→ TASK DATA:

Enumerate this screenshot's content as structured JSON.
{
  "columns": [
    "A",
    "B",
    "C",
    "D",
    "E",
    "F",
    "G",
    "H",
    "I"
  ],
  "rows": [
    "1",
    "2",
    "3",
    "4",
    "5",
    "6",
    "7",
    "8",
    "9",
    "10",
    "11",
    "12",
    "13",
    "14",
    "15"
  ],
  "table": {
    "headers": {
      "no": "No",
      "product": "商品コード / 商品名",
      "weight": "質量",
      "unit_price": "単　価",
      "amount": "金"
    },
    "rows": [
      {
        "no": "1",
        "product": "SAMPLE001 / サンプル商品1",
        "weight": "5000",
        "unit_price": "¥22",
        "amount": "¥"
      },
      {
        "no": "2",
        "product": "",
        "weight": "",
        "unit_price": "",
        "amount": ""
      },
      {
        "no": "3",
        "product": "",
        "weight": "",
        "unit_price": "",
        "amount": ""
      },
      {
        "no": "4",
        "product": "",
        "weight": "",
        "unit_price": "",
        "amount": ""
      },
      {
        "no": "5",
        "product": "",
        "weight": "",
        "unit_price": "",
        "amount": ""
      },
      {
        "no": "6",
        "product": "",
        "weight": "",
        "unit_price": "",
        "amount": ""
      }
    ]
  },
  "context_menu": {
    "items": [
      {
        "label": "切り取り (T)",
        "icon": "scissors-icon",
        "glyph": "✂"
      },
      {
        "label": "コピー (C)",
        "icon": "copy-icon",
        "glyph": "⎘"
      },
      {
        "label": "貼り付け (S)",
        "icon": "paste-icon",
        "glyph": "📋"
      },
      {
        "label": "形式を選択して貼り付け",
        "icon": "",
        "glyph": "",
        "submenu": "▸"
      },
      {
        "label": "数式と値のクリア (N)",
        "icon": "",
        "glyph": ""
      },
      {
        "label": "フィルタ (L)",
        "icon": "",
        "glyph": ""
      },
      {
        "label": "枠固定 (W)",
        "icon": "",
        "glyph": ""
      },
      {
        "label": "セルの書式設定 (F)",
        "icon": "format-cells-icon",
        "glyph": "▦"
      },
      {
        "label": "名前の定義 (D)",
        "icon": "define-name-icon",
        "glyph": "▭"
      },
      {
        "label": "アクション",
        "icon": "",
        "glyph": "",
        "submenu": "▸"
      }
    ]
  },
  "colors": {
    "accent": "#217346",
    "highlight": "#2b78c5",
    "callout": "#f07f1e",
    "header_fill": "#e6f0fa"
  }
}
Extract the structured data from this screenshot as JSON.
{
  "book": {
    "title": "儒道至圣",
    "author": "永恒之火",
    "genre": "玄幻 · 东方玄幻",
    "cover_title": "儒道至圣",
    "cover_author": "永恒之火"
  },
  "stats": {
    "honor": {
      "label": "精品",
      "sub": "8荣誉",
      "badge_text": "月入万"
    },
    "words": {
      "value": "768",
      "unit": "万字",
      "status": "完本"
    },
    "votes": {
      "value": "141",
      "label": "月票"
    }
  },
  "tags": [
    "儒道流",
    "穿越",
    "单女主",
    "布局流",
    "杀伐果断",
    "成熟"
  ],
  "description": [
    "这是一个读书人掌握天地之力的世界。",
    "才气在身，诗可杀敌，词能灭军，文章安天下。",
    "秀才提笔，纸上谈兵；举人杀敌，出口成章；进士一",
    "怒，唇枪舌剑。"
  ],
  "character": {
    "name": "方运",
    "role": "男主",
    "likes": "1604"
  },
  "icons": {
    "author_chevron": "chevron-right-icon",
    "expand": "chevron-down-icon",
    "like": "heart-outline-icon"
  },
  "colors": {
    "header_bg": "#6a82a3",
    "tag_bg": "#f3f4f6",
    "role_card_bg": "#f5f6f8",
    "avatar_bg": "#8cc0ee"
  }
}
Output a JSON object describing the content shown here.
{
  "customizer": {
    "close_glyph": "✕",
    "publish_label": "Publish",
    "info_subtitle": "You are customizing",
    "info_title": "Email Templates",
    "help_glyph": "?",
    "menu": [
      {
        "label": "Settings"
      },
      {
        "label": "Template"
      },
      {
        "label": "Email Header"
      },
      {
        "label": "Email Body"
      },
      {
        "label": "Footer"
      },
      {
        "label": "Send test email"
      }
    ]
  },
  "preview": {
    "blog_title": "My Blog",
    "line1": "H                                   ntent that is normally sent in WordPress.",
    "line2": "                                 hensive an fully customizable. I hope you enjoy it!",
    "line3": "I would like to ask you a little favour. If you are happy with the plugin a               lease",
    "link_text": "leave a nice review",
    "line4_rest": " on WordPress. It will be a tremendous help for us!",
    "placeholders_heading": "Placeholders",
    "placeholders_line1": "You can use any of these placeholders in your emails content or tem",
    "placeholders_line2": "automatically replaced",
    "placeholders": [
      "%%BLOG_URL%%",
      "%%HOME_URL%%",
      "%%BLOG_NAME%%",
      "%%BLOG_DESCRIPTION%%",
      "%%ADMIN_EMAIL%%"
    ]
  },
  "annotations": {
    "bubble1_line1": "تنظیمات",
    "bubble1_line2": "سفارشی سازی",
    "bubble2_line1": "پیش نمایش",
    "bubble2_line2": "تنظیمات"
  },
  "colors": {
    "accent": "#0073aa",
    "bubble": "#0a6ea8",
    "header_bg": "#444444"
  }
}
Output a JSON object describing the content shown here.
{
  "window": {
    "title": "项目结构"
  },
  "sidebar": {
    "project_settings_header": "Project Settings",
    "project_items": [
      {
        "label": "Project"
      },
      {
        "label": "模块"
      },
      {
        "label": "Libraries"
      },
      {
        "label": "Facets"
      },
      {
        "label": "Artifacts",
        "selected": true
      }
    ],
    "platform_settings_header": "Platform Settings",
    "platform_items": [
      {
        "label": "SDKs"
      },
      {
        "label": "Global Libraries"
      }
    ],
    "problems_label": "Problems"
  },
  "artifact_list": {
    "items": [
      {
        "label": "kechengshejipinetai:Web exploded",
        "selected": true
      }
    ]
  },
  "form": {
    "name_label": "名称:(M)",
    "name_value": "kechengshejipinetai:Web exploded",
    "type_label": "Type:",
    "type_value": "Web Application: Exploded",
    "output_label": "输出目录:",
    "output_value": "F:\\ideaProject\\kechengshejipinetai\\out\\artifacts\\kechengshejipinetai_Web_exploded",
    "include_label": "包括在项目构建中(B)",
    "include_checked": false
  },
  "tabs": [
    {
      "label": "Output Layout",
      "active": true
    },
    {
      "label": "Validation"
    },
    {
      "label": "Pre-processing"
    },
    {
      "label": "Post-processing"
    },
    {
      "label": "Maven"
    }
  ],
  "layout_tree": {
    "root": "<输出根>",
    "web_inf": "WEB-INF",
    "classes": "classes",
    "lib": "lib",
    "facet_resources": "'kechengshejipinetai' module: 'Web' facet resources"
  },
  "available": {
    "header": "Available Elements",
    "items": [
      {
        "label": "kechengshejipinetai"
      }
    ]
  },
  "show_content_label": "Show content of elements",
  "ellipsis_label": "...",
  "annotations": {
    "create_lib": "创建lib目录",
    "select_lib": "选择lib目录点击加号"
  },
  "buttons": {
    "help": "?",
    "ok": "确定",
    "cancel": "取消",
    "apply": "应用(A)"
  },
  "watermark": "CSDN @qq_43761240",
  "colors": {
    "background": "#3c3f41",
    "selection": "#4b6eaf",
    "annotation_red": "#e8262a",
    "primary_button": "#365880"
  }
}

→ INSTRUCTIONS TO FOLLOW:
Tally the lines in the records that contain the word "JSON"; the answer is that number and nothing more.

→ SOLVED EXERCISE:
4